● TASK STATEMENT
Copy the following listing word for word.

SUPPLIED RECORDS: Begin

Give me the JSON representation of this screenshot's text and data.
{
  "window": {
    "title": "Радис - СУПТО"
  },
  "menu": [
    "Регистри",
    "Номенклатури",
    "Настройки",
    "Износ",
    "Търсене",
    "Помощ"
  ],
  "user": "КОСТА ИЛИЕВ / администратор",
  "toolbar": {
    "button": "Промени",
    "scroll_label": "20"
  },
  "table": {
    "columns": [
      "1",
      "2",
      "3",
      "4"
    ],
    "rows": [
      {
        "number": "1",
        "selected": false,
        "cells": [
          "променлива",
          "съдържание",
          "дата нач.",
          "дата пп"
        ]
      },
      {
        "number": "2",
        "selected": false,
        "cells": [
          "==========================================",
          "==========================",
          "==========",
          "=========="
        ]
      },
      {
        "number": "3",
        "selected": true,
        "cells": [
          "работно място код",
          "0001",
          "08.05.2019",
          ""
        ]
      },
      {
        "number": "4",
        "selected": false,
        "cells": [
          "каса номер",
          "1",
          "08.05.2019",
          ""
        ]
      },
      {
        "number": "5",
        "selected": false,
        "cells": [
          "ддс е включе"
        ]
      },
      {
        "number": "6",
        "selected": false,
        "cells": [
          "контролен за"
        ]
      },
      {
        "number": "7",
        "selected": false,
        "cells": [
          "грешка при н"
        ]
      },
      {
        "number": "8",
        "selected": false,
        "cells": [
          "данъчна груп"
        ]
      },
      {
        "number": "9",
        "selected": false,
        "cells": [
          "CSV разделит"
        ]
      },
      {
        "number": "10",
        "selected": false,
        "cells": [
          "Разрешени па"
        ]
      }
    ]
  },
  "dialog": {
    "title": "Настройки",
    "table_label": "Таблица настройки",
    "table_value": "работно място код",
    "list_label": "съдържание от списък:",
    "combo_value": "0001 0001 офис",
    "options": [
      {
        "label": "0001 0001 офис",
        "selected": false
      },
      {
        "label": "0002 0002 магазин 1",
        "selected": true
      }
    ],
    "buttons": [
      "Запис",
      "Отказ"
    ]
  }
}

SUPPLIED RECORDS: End

● REPLY TO THE EXERCISE
Give me the JSON representation of this screenshot's text and data.
{
  "window": {
    "title": "Радис - СУПТО"
  },
  "menu": [
    "Регистри",
    "Номенклатури",
    "Настройки",
    "Износ",
    "Търсене",
    "Помощ"
  ],
  "user": "КОСТА ИЛИЕВ / администратор",
  "toolbar": {
    "button": "Промени",
    "scroll_label": "20"
  },
  "table": {
    "columns": [
      "1",
      "2",
      "3",
      "4"
    ],
    "rows": [
      {
        "number": "1",
        "selected": false,
        "cells": [
          "променлива",
          "съдържание",
          "дата нач.",
          "дата пп"
        ]
      },
      {
        "number": "2",
        "selected": false,
        "cells": [
          "==========================================",
          "==========================",
          "==========",
          "=========="
        ]
      },
      {
        "number": "3",
        "selected": true,
        "cells": [
          "работно място код",
          "0001",
          "08.05.2019",
          ""
        ]
      },
      {
        "number": "4",
        "selected": false,
        "cells": [
          "каса номер",
          "1",
          "08.05.2019",
          ""
        ]
      },
      {
        "number": "5",
        "selected": false,
        "cells": [
          "ддс е включе"
        ]
      },
      {
        "number": "6",
        "selected": false,
        "cells": [
          "контролен за"
        ]
      },
      {
        "number": "7",
        "selected": false,
        "cells": [
          "грешка при н"
        ]
      },
      {
        "number": "8",
        "selected": false,
        "cells": [
          "данъчна груп"
        ]
      },
      {
        "number": "9",
        "selected": false,
        "cells": [
          "CSV разделит"
        ]
      },
      {
        "number": "10",
        "selected": false,
        "cells": [
          "Разрешени па"
        ]
      }
    ]
  },
  "dialog": {
    "title": "Настройки",
    "table_label": "Таблица настройки",
    "table_value": "работно място код",
    "list_label": "съдържание от списък:",
    "combo_value": "0001 0001 офис",
    "options": [
      {
        "label": "0001 0001 офис",
        "selected": false
      },
      {
        "label": "0002 0002 магазин 1",
        "selected": true
      }
    ],
    "buttons": [
      "Запис",
      "Отказ"
    ]
  }
}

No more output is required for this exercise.